"The Underground Railroad: Next Stop, Toronto! stands out as an engaging and highly readable account of the lives of Black people in Toronto in the 1800s. Adrienne Shadd, Afua Cooper and Karolyn Smardz Frost offer many helpful points of entry for readers learning for the first time about Black history in Canada. They also give surprising and detailed information to enrich the understanding of people already passionate about this neglected aspect of our own past." - Lawrence Hill, Writer The Underground Railroad: Next Stop, Toronto!, a richly illustrated book, examines the urban connection of the clandestine system of secret routes, safe houses and "conductors." Not only does it trace the story of the Underground Railroad itself and how people courageously made the trip north to Canada and freedom, but it also explores what happened to them after they arrived. And it does so using never-before-published information on the African-Canadian community of Toronto. Based entirely on new research carried out for the experiential theatre show "The Underground Railroad: Next Stop, Freedom!" at the Royal Ontario Museum, this volume offers new insights into the rich heritage of the Black people who made Toronto their home before the Civil War. It portrays life in the city during the nineteenth century in considerable detail. This exciting new book will be of interest to readers young and old who want to learn more about this unexplored chapter in Toronto's history.
Enjoy learning the vast history of the Underground Railroad through many different eyes in this book by William Still, the black abolitionist who is often called the "Father of the Underground Railroad" for his remarkable role in organizing its operation, as well as the multitude of people he helped to find freedom. Discover the many individual stories of the journey to freedom in this remarkable book.
• Reprint of a significant primary source on the Underground Railroad • Colorful information and anecdotes from the participants Originally published in 1883 and long out of print, this remarkable volume examines the Underground Railroad as it operated in southeastern Pennsylvania. Based on interviews with those directly involved in the escaped slave network, it tells the stories of freedom seekers, those who helped them, and the places they hid. A new introduction by Christopher Densmore places the book in its historical context and assesses the work in light of more recent scholarship.
Includes many references to Mrs. Stowe and Uncle Tom's cabin.
The Underground Railroad: From Slavery to Freedom outlines the process by which enslaved Africans Americans would sneak to freedom in the north during the Civil War. One of the methods the slaves used to communicate without detection was through quilts.
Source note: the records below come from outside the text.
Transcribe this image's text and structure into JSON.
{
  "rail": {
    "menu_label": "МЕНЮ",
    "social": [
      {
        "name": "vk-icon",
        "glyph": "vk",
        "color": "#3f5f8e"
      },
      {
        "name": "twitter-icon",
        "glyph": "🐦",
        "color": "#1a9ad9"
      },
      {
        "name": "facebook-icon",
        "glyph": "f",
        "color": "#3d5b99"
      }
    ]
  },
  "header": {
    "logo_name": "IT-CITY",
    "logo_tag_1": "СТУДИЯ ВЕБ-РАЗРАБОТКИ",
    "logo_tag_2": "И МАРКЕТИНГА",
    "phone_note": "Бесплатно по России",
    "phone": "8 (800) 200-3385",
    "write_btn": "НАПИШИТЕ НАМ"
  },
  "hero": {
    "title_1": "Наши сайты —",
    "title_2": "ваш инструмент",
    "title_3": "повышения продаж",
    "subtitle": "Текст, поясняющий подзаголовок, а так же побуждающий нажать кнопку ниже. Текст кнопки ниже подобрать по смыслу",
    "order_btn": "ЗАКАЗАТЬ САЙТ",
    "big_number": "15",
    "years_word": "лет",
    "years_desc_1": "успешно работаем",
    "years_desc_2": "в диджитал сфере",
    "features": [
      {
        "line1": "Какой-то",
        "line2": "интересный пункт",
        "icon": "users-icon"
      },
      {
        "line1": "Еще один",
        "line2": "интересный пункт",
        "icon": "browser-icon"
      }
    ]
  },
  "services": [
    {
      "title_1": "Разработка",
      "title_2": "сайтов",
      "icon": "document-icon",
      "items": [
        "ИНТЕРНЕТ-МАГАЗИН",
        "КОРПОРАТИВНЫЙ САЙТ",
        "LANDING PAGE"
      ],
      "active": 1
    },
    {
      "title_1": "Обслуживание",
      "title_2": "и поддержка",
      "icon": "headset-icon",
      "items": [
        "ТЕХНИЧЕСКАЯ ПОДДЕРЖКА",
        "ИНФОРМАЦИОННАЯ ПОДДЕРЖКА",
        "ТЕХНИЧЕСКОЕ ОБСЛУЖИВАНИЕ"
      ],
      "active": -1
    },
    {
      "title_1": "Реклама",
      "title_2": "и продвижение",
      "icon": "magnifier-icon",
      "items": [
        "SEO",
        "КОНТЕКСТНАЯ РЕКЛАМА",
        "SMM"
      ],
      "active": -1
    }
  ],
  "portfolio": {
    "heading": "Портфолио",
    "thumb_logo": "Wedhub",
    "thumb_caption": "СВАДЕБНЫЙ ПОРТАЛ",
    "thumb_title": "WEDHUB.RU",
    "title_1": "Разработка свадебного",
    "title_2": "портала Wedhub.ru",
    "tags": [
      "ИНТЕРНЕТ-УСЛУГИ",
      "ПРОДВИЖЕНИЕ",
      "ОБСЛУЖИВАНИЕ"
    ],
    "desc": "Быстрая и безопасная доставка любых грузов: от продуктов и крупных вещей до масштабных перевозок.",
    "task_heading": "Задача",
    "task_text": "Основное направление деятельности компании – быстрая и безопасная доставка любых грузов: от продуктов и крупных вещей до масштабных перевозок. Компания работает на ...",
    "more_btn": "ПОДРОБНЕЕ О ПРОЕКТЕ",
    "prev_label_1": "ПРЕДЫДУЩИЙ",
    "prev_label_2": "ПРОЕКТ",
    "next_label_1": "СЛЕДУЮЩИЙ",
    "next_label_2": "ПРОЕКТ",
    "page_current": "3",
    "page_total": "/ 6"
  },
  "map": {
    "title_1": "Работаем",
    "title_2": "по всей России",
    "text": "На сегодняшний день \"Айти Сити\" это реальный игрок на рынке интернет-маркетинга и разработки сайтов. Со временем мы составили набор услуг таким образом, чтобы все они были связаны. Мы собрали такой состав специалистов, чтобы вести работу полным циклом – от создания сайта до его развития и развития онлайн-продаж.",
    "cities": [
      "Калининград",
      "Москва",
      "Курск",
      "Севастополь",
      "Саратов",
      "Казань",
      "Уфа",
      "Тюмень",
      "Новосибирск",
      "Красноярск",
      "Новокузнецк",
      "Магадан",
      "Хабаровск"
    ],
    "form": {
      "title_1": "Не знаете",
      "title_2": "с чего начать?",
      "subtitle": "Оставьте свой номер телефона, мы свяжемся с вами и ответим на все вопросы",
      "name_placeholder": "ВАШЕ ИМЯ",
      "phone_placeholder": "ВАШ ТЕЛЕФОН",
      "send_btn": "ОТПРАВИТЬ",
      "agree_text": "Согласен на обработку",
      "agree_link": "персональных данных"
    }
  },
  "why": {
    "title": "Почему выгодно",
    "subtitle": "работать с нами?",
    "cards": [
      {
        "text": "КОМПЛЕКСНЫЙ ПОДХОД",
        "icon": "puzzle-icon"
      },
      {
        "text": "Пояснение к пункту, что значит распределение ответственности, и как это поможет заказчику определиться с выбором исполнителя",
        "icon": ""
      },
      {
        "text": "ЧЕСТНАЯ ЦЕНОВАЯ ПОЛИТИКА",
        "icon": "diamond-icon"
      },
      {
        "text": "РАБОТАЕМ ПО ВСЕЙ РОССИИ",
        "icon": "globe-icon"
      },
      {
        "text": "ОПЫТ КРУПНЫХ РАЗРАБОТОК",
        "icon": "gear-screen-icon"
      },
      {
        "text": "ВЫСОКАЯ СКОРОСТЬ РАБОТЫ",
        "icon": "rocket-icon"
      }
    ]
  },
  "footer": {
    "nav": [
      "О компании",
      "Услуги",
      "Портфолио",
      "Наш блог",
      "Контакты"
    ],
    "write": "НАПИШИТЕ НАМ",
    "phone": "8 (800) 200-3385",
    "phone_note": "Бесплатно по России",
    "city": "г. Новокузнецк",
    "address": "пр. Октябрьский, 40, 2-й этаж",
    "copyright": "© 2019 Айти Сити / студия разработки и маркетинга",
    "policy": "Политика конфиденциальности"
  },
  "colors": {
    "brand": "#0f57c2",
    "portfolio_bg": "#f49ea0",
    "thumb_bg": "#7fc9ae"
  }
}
When the Fugitive Slave Law of 1850 was passed by Congress, the flight to freedom for runaway slaves became even more dangerous. Even the free cities of Boston and Philadelphia were no longer safe, and abolitionists who despised slavery had to turn in fugitives. But the Underground Railroad, a secret and loosely organized network of people and safe houses that led slaves to freedom, only grew stronger. Since the late 1700s, blacks and whites had banded together to aid runaways like Maryland slave Frederick Douglass, who disguised himself as a sailor to board a train to New York. Virginia slave Henry Brown packed himself in a box to get to Philadelphia. The minister John Rankin, who hung a lantern to guide runaways to his house by the Ohio River, endured beatings for speaking against slavery. Quaker storeowner Thomas Garrett was put on trial for helping fugitives in Delaware. Meanwhile, the nation marched on toward Civil War. At its height, between 1810 and 1850, these secret routes and safe houses were used by an estimated 30,000 people escaping enslavement. In The Underground Railroad: The Journey to Freedom, read how this secret system worked in the days leading up to the Civil War and the pivotal role it played in the abolitionist movement.
The transatlantic slave trade and the fugitive slave laws in the late 18th century led to a significant increase in the number of people seeking freedom. Runaway slaves were often aided in their escape by a growing network of people who saw slavery as morally reprehensible. This work explores this intriguing time in American history.